Across the records, find how many lines include the string "JSON" and answer with only the figure.

:: Supplied data ::

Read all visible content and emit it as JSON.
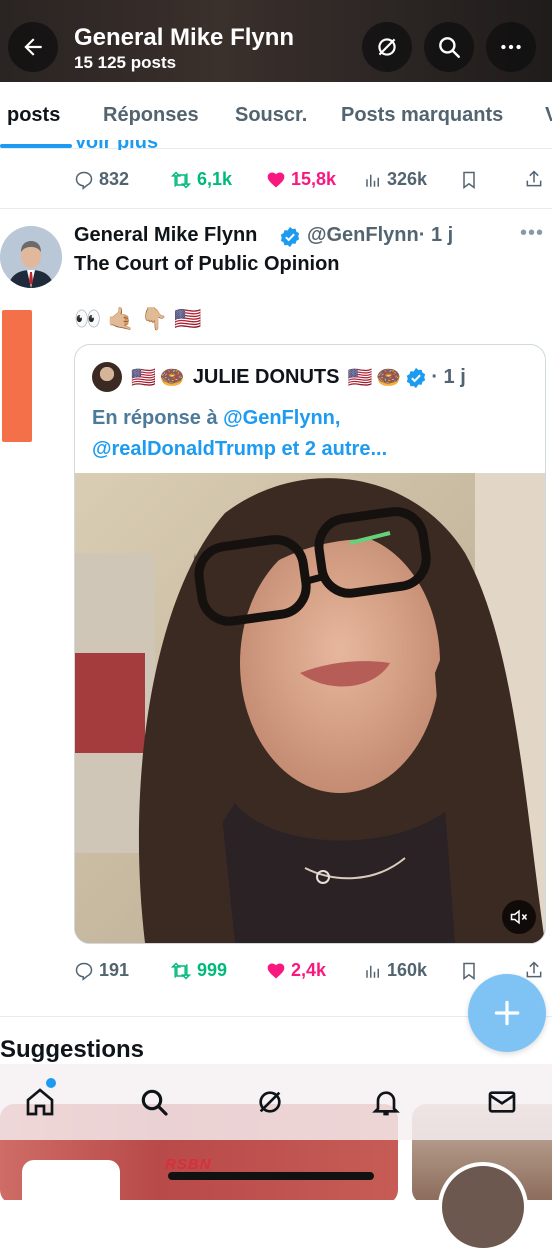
{
  "header": {
    "title": "General Mike Flynn",
    "subtitle": "15 125 posts",
    "back_icon": "arrow-left-icon",
    "grok_icon": "grok-icon",
    "search_icon": "search-icon",
    "more_icon": "more-horizontal-icon"
  },
  "tabs": [
    {
      "label": "posts",
      "active": true
    },
    {
      "label": "Réponses"
    },
    {
      "label": "Souscr."
    },
    {
      "label": "Posts marquants"
    },
    {
      "label": "V"
    }
  ],
  "prev_post": {
    "cut_text": "Voir plus",
    "stats": {
      "replies": "832",
      "reposts": "6,1k",
      "likes": "15,8k",
      "views": "326k"
    }
  },
  "post": {
    "author_name": "General Mike Flynn",
    "handle": "@GenFlynn",
    "time": "· 1 j",
    "text": "The Court of Public Opinion",
    "emojis": [
      "👀",
      "🤙🏼",
      "👇🏼",
      "🇺🇸"
    ],
    "quote": {
      "author_name": "JULIE DONUTS",
      "flag1": "🇺🇸",
      "donut1": "🍩",
      "flag2": "🇺🇸",
      "donut2": "🍩",
      "time": "· 1 j",
      "reply_prefix": "En réponse à ",
      "reply_handle": "@GenFlynn,",
      "reply_line2": "@realDonaldTrump et 2 autre..."
    },
    "stats": {
      "replies": "191",
      "reposts": "999",
      "likes": "2,4k",
      "views": "160k"
    }
  },
  "suggestions": {
    "title": "Suggestions",
    "card1_label": "RSBN"
  },
  "colors": {
    "accent": "#1d9bf0",
    "repost": "#00ba7c",
    "like": "#f91880",
    "muted": "#536471"
  },
  "bottom_nav": [
    "home-icon",
    "search-icon",
    "grok-icon",
    "bell-icon",
    "mail-icon"
  ]
}
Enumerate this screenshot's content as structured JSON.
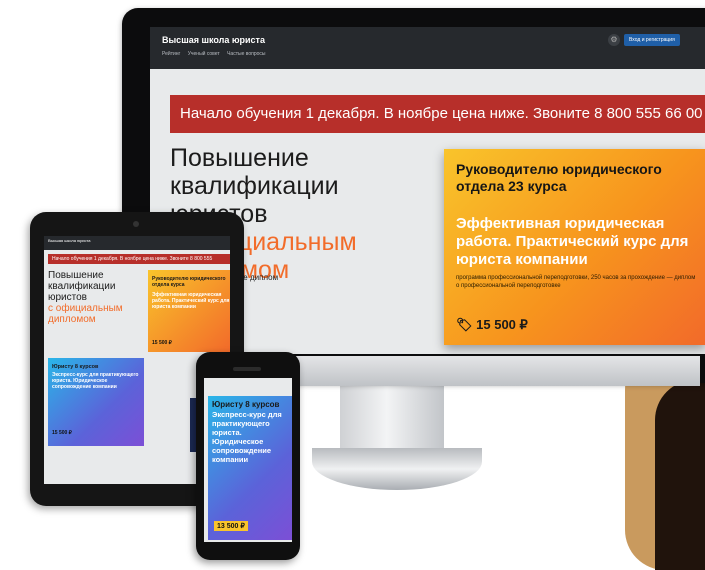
{
  "desktop": {
    "brand": "Высшая школа юриста",
    "nav_links": [
      "Рейтинг",
      "Ученый совет",
      "Частые вопросы"
    ],
    "login_label": "Вход и регистрация",
    "banner": "Начало обучения 1 декабря. В ноябре цена ниже. Звоните 8 800 555 66 00",
    "headline_black": "Повышение квалификации юристов",
    "headline_orange": "с официальным дипломом",
    "description": "программу, получите диплом",
    "card": {
      "title": "Руководителю юридического отдела 23 курса",
      "subtitle": "Эффективная юридическая работа. Практический курс для юриста компании",
      "note": "программа профессиональной переподготовки, 250 часов за прохождение — диплом о профессиональной переподготовке",
      "price": "15 500 ₽"
    }
  },
  "tablet": {
    "brand": "Высшая школа юриста",
    "banner": "Начало обучения 1 декабря. В ноябре цена ниже. Звоните 8 800 555",
    "headline_black": "Повышение квалификации юристов",
    "headline_orange": "с официальным дипломом",
    "card1_title": "Руководителю юридического отдела курса",
    "card1_sub": "Эффективная юридическая работа. Практический курс для юриста компании",
    "card1_price": "15 500 ₽",
    "card2_title": "Юристу 8 курсов",
    "card2_sub": "Экспресс-курс для практикующего юриста. Юридическое сопровождение компании",
    "card2_price": "15 500 ₽"
  },
  "phone": {
    "card_title": "Юристу 8 курсов",
    "card_sub": "Экспресс-курс для практикующего юриста. Юридическое сопровождение компании",
    "card_price": "13 500 ₽"
  },
  "colors": {
    "banner_red": "#b72f2a",
    "accent_orange": "#f26c2a",
    "card_yellow": "#f9c42b",
    "card_blue": "#29b6e8",
    "nav_dark": "#26292d"
  }
}
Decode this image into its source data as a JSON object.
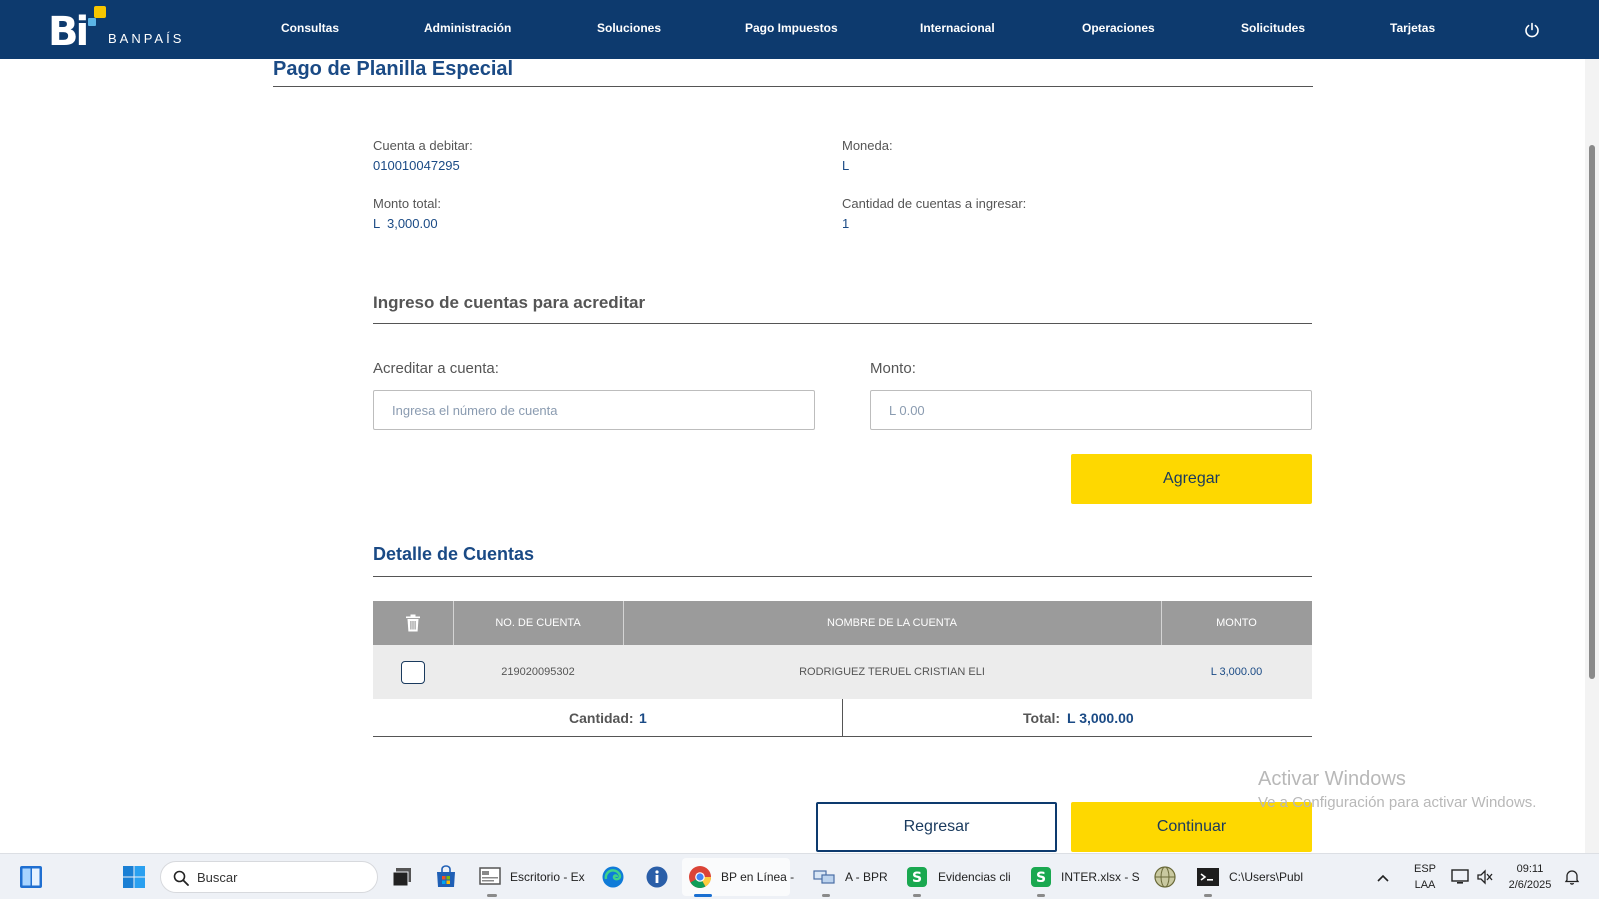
{
  "brand": {
    "logo_mark": "Bi",
    "logo_name": "BANPAÍS"
  },
  "nav": {
    "items": [
      "Consultas",
      "Administración",
      "Soluciones",
      "Pago Impuestos",
      "Internacional",
      "Operaciones",
      "Solicitudes",
      "Tarjetas"
    ],
    "power_icon": "power-icon"
  },
  "page": {
    "title": "Pago de Planilla Especial"
  },
  "summary": {
    "cuenta_label": "Cuenta a debitar:",
    "cuenta_value": "010010047295",
    "moneda_label": "Moneda:",
    "moneda_value": "L",
    "monto_label": "Monto total:",
    "monto_value": "L  3,000.00",
    "cantidad_label": "Cantidad de cuentas a ingresar:",
    "cantidad_value": "1"
  },
  "form": {
    "section_title": "Ingreso de cuentas para acreditar",
    "account_label": "Acreditar a cuenta:",
    "account_placeholder": "Ingresa el número de cuenta",
    "amount_label": "Monto:",
    "amount_placeholder": "L 0.00",
    "add_button": "Agregar"
  },
  "details": {
    "title": "Detalle de Cuentas",
    "columns": [
      "NO. DE CUENTA",
      "NOMBRE DE LA CUENTA",
      "MONTO"
    ],
    "rows": [
      {
        "account": "219020095302",
        "name": "RODRIGUEZ TERUEL CRISTIAN ELI",
        "amount": "L 3,000.00"
      }
    ],
    "count_label": "Cantidad:",
    "count_value": "1",
    "total_label": "Total:",
    "total_value": "L 3,000.00"
  },
  "actions": {
    "back": "Regresar",
    "continue": "Continuar"
  },
  "watermark": {
    "line1": "Activar Windows",
    "line2": "Ve a Configuración para activar Windows."
  },
  "taskbar": {
    "search_placeholder": "Buscar",
    "apps": [
      "Escritorio - Ex",
      "BP en Línea -",
      "A - BPR",
      "Evidencias cli",
      "INTER.xlsx - S",
      "C:\\Users\\Publ"
    ],
    "lang_top": "ESP",
    "lang_bottom": "LAA",
    "time": "09:11",
    "date": "2/6/2025"
  },
  "colors": {
    "navy": "#0d3a6e",
    "yellow": "#fed800",
    "link_blue": "#1a4a85",
    "table_header": "#9b9b9b"
  }
}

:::

Output of the task: 3